Scammers abound on Craigslist, so much so that the site has a whole page
devoted to how to spot them. Craigslist con artists often exhibit certain traits that will tip you off from their very first contact. Be alert for these three:
1) The person can’t meet you face to face for a variety of reasons.
They’ve moved after a nasty divorce, they’re in the military, they’re employed on a ship, or they’re overseas on missionary work. Those are just a few of the reasons commonly given by Craigslist scammers for why your only contact can be online chat, email, text messages, and possibly phone calls. Many even avoid the phone, claiming to be deaf, because they’re in Nigeria, Jamaica, or another country and don’t want you to hear the accent.
I love Craigslist because the site is all about local commerce. I know enough not to deal with anyone who’s not in my local area. The red flags should be waving if you can’t meet the person responding to your ad.
2) The person wants you to accept a check, and the check turns out to be for too much money. There are many Craigslist scam variations, but the one I see most often involves a check overpayment. The scammer “accidentally” sends you a check for more than the purchase price of your item. Sometimes the overpayment isn’t accidental; rather, it’s supposedly money for you to give to a shipper. The scammer asks you to wire the extra money via Western Union.
The check might initially clear, but eventually it’s returned as a fake. Once you wire money, it’s long gone, and your bank will come after you for the total of the fake check. I’ve even read horror stories of people who were arrested even though they never knew the check was bad.
3) The person’s emails contain many spelling and grammar errors. Because most Craigslist scammers are based in other countries, safely outside the reach of American law enforcement officials, English is a second language for many of them. They often use scripted emails, sending the same message to multiple potential victims on Craigslist. If a message is riddled with errors or sounds “off” to you, odds are good you’re being targeted by a scammer.
Because of their poor command of English, scammers often ignore questions that you send in response to their emails. Instead, they just continue on with the next email in their scripted series.
If you can’t carry on coherent correspondence with the person, ignore their emails. You’re just being set up to be scammed.
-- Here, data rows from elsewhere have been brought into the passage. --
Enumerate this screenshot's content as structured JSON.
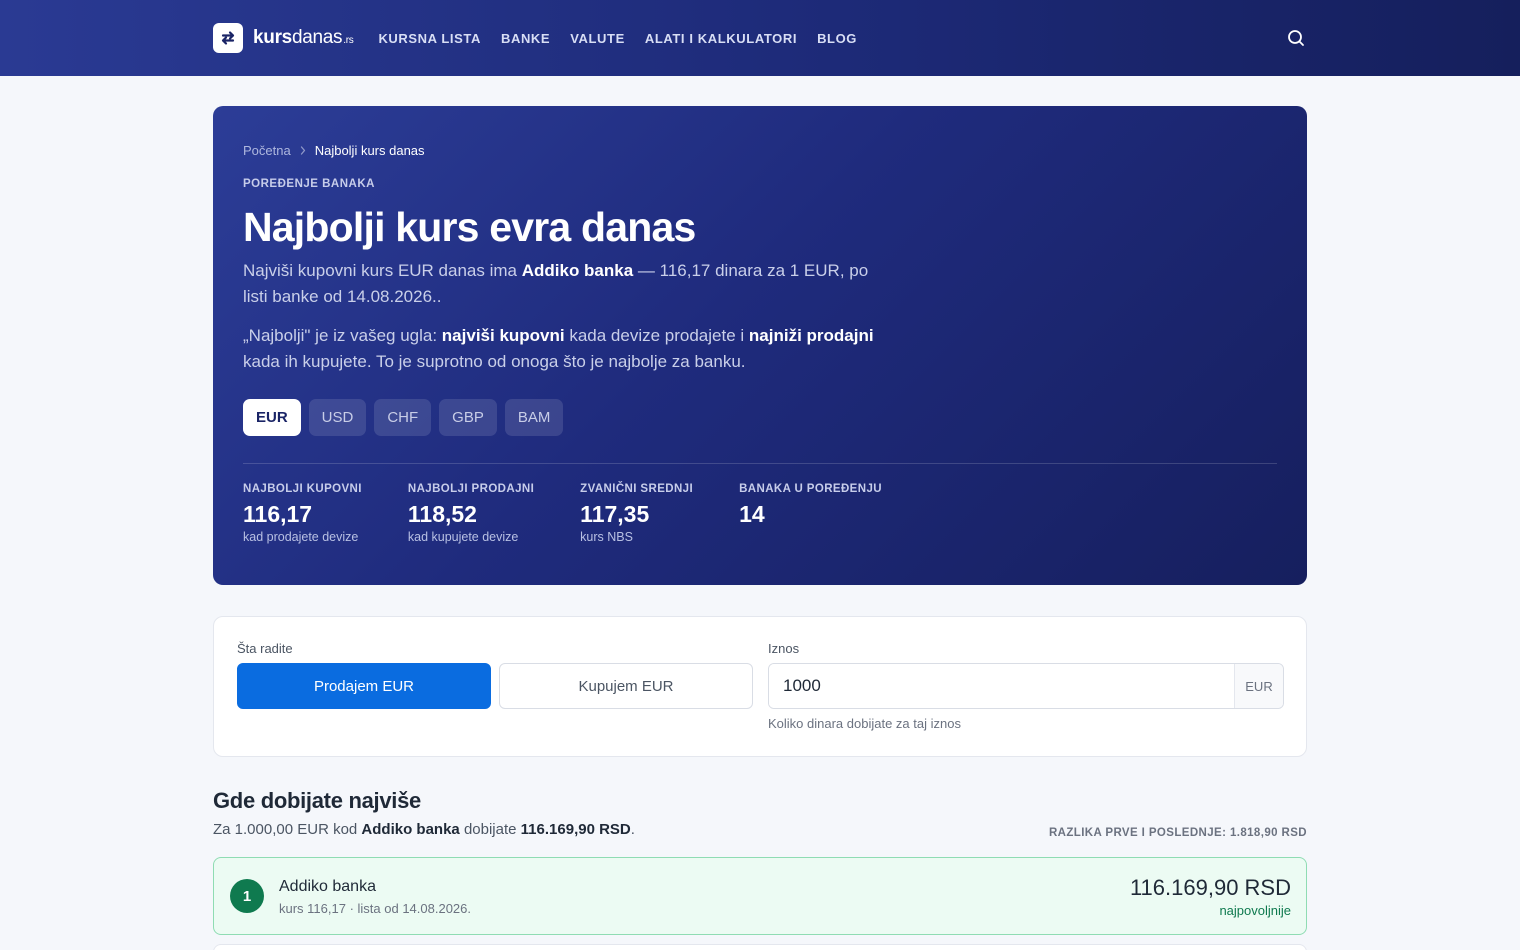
{
  "nav": {
    "logo": {
      "main": "kurs",
      "light": "danas",
      "tld": ".rs"
    },
    "items": [
      "KURSNA LISTA",
      "BANKE",
      "VALUTE",
      "ALATI I KALKULATORI",
      "BLOG"
    ],
    "icons": {
      "logo": "exchange-arrows-icon",
      "search": "search-icon"
    }
  },
  "hero": {
    "breadcrumb": {
      "home": "Početna",
      "current": "Najbolji kurs danas"
    },
    "kicker": "POREĐENJE BANAKA",
    "title": "Najbolji kurs evra danas",
    "p1": {
      "pre": "Najviši kupovni kurs EUR danas ima ",
      "bank": "Addiko banka",
      "post": " — 116,17 dinara za 1 EUR, po listi banke od 14.08.2026.."
    },
    "p2": {
      "a": "„Najbolji\" je iz vašeg ugla: ",
      "b": "najviši kupovni",
      "c": " kada devize prodajete i ",
      "d": "najniži prodajni",
      "e": " kada ih kupujete. To je suprotno od onoga što je najbolje za banku."
    },
    "currencies": [
      "EUR",
      "USD",
      "CHF",
      "GBP",
      "BAM"
    ],
    "active_currency": "EUR",
    "stats": [
      {
        "label": "NAJBOLJI KUPOVNI",
        "value": "116,17",
        "sub": "kad prodajete devize"
      },
      {
        "label": "NAJBOLJI PRODAJNI",
        "value": "118,52",
        "sub": "kad kupujete devize"
      },
      {
        "label": "ZVANIČNI SREDNJI",
        "value": "117,35",
        "sub": "kurs NBS"
      },
      {
        "label": "BANAKA U POREĐENJU",
        "value": "14",
        "sub": ""
      }
    ]
  },
  "calc": {
    "action_label": "Šta radite",
    "sell_label": "Prodajem EUR",
    "buy_label": "Kupujem EUR",
    "amount_label": "Iznos",
    "amount_value": "1000",
    "amount_unit": "EUR",
    "amount_hint": "Koliko dinara dobijate za taj iznos"
  },
  "results": {
    "title": "Gde dobijate najviše",
    "summary": {
      "pre": "Za 1.000,00 EUR kod ",
      "bank": "Addiko banka",
      "mid": " dobijate ",
      "amount": "116.169,90 RSD",
      "post": "."
    },
    "diff": "RAZLIKA PRVE I POSLEDNJE: 1.818,90 RSD",
    "rows": [
      {
        "rank": "1",
        "bank": "Addiko banka",
        "meta": "kurs 116,17 · lista od 14.08.2026.",
        "amount": "116.169,90 RSD",
        "tag": "najpovoljnije"
      }
    ]
  },
  "colors": {
    "hero_bg": "#1f2b7d",
    "accent_blue": "#0a6ce0",
    "best_green": "#0f7a4f",
    "best_row_bg": "#ecfbf3"
  }
}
While you can’t always been 100 percent certain that a person is a scammer, the confidence level is pretty high if they fit one, two, or all three of these traits. Watch out for the tell-tale signs that you’re being set up by a foreign con artist to protect yourself and your money.